Bangladesh Bank will start circulating the new Tk200 denomination banknotes on March 17 next year to mark the 100th birth anniversary of Father of the Nation Bangabandhu Sheikh Mujibur Rahman.
The notes will bear a written statement saying, "Jatir Janak Bangabandhu Sheikh Mujibur Rahman er Jonmo Shotobarshiki Upolokkhe Mudrito," which translates to - "Printed on the occasion of the 100th Birth Anniversary of Father of the Nation Bangabandhu Sheikh Mujibur Rahman."
The central bank's executive director and spokesperson Md Serajul Islam told The Business Standard that "Along with the Tk200 banknotes, Bangladesh Bank will also release silver and gold coins to mark the occasion.
"Commemorative banknotes of Tk100 denomination will also be released that day."
He further said, "The Tk200 notes will be commemorative transactionable banknotes. They will be printed regularly just as any other banknotes. However, after one year of circulation, the newly printed notes will no longer bear the commemorative statement."
Bangladesh Bank has the sole authority to print paper notes. The Security Printing Corporation (Bangladesh) Ltd prints the currency as demanded by the central bank.
After independence, Bangladesh's first currency was printed in 1972, and on June 2 the same year Bangladesh started transaction with its own currency. The Taka started as a currency with Tk10 banknotes.
The central bank then gradually printed and circulated one, two, five, twenty, fifty, one hundred, five hundred and one thousand Taka denominations.
Bangladesh Bank decided to circulate the new Tk200 notes to meet the ever increasing demand for change (notes of smaller denomination), said central bank sources, adding that currently there are 52 types of paper currency and 11 types of metal coins circulating in the market.
The last time the central bank introduced banknotes of a new denomination was in 2008, when the Tk1,000 notes entered circulation.

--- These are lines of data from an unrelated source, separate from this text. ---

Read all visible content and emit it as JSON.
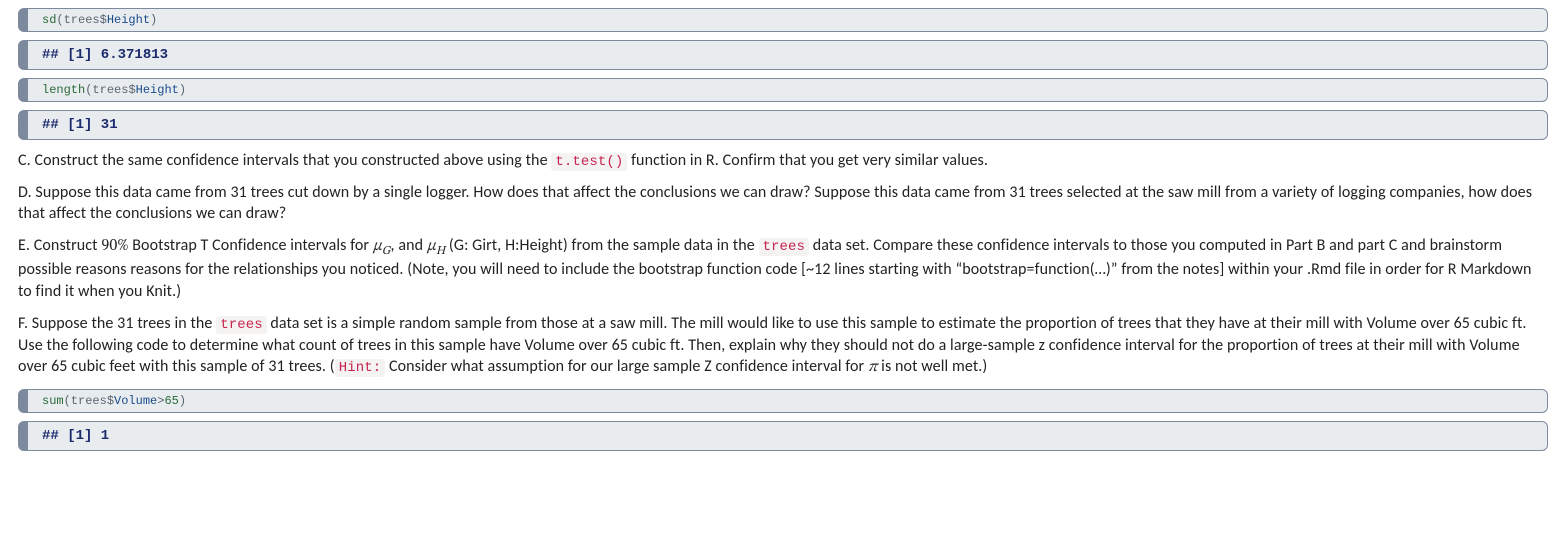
{
  "blocks": [
    {
      "kind": "code-input",
      "tokens": [
        {
          "cls": "tok-fn",
          "t": "sd"
        },
        {
          "cls": "tok-op",
          "t": "(trees"
        },
        {
          "cls": "tok-op",
          "t": "$"
        },
        {
          "cls": "tok-arg",
          "t": "Height"
        },
        {
          "cls": "tok-op",
          "t": ")"
        }
      ]
    },
    {
      "kind": "code-output",
      "text": "## [1] 6.371813"
    },
    {
      "kind": "code-input",
      "tokens": [
        {
          "cls": "tok-fn",
          "t": "length"
        },
        {
          "cls": "tok-op",
          "t": "(trees"
        },
        {
          "cls": "tok-op",
          "t": "$"
        },
        {
          "cls": "tok-arg",
          "t": "Height"
        },
        {
          "cls": "tok-op",
          "t": ")"
        }
      ]
    },
    {
      "kind": "code-output",
      "text": "## [1] 31"
    }
  ],
  "paraC": {
    "lead": "C. Construct the same confidence intervals that you constructed above using the ",
    "code": "t.test()",
    "tail": " function in R. Confirm that you get very similar values."
  },
  "paraD": "D. Suppose this data came from 31 trees cut down by a single logger. How does that affect the conclusions we can draw? Suppose this data came from 31 trees selected at the saw mill from a variety of logging companies, how does that affect the conclusions we can draw?",
  "paraE": {
    "s1": "E. Construct ",
    "pct": "90%",
    "s2": " Bootstrap T Confidence intervals for ",
    "muG": "μ",
    "subG": "G",
    "comma": ", and ",
    "muH": "μ",
    "subH": "H",
    "s3": " (G: Girt, H:Height) from the sample data in the ",
    "code": "trees",
    "s4": " data set. Compare these confidence intervals to those you computed in Part B and part C and brainstorm possible reasons reasons for the relationships you noticed. (Note, you will need to include the bootstrap function code [~12 lines starting with “bootstrap=function(…)” from the notes] within your .Rmd file in order for R Markdown to find it when you Knit.)"
  },
  "paraF": {
    "s1": "F. Suppose the 31 trees in the ",
    "code": "trees",
    "s2": " data set is a simple random sample from those at a saw mill. The mill would like to use this sample to estimate the proportion of trees that they have at their mill with Volume over 65 cubic ft. Use the following code to determine what count of trees in this sample have Volume over 65 cubic ft. Then, explain why they should not do a large-sample z confidence interval for the proportion of trees at their mill with Volume over 65 cubic feet with this sample of 31 trees. (",
    "hint": "Hint:",
    "s3": " Consider what assumption for our large sample Z confidence interval for ",
    "pi": "π",
    "s4": " is not well met.)"
  },
  "blocks2": [
    {
      "kind": "code-input",
      "tokens": [
        {
          "cls": "tok-fn",
          "t": "sum"
        },
        {
          "cls": "tok-op",
          "t": "(trees"
        },
        {
          "cls": "tok-op",
          "t": "$"
        },
        {
          "cls": "tok-arg",
          "t": "Volume"
        },
        {
          "cls": "tok-op",
          "t": ">"
        },
        {
          "cls": "tok-num",
          "t": "65"
        },
        {
          "cls": "tok-op",
          "t": ")"
        }
      ]
    },
    {
      "kind": "code-output",
      "text": "## [1] 1"
    }
  ]
}
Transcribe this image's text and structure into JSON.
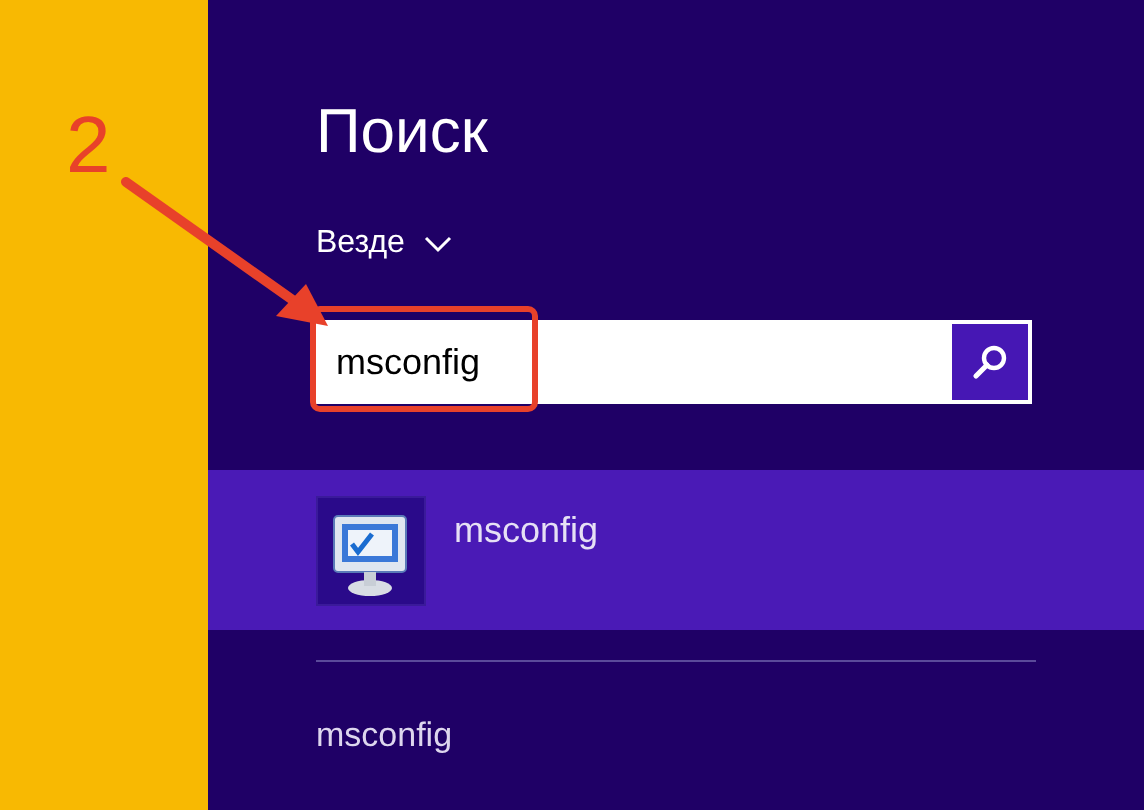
{
  "annotation": {
    "step": "2"
  },
  "title": "Поиск",
  "scope": {
    "label": "Везде"
  },
  "search": {
    "value": "msconfig"
  },
  "results": [
    {
      "kind": "app",
      "label": "msconfig",
      "selected": true
    },
    {
      "kind": "suggestion",
      "label": "msconfig",
      "selected": false
    }
  ]
}
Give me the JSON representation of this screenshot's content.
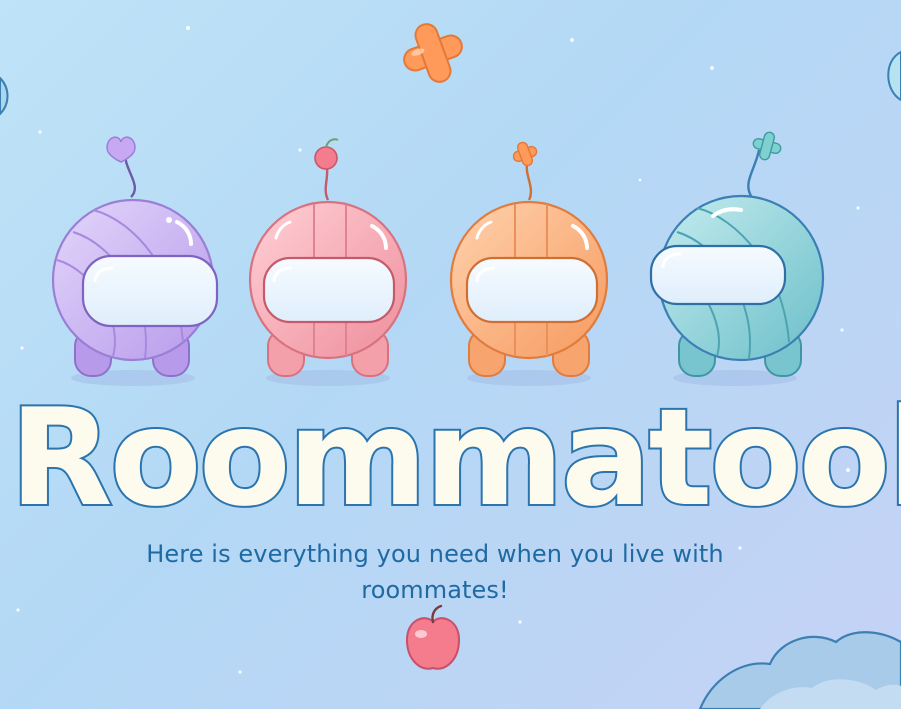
{
  "app": {
    "title": "Roommatool",
    "tagline": "Here is everything you need when you live with roommates!"
  },
  "colors": {
    "background_top": "#bfe3f7",
    "background_bottom": "#c6d2f5",
    "title_fill": "#fdfbee",
    "title_outline": "#2b74ad",
    "tagline": "#1f6aa3",
    "purple": "#c9b0f3",
    "pink": "#f7a9b3",
    "orange": "#fbb07c",
    "teal": "#8fd2d9",
    "visor": "#eef7ff"
  },
  "characters": [
    {
      "name": "purple-roommate",
      "antenna": "heart"
    },
    {
      "name": "pink-roommate",
      "antenna": "apple"
    },
    {
      "name": "orange-roommate",
      "antenna": "cross"
    },
    {
      "name": "teal-roommate",
      "antenna": "plus"
    }
  ],
  "decorations": [
    "orange-cross",
    "apple",
    "cloud"
  ]
}
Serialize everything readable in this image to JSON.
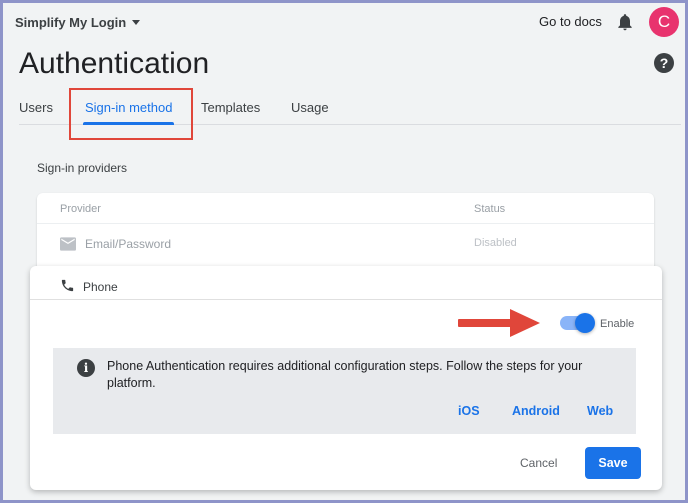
{
  "header": {
    "project_name": "Simplify My Login",
    "go_to_docs": "Go to docs",
    "avatar_initial": "C",
    "avatar_color": "#e8336e"
  },
  "page": {
    "title": "Authentication",
    "help_label": "?"
  },
  "tabs": [
    {
      "label": "Users",
      "active": false
    },
    {
      "label": "Sign-in method",
      "active": true
    },
    {
      "label": "Templates",
      "active": false
    },
    {
      "label": "Usage",
      "active": false
    }
  ],
  "providers": {
    "section_label": "Sign-in providers",
    "col_provider": "Provider",
    "col_status": "Status",
    "rows": [
      {
        "name": "Email/Password",
        "status": "Disabled",
        "icon": "email-icon"
      }
    ]
  },
  "phone_panel": {
    "name": "Phone",
    "icon": "phone-icon",
    "enable_label": "Enable",
    "enabled": true,
    "info_text": "Phone Authentication requires additional configuration steps. Follow the steps for your platform.",
    "info_icon": "i",
    "platforms": [
      "iOS",
      "Android",
      "Web"
    ],
    "cancel_label": "Cancel",
    "save_label": "Save"
  },
  "colors": {
    "accent": "#1a73e8",
    "annotation": "#e0463a"
  }
}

Bangladesh Bank has been publishing commemorative notes and coins to mark different occasions for decades.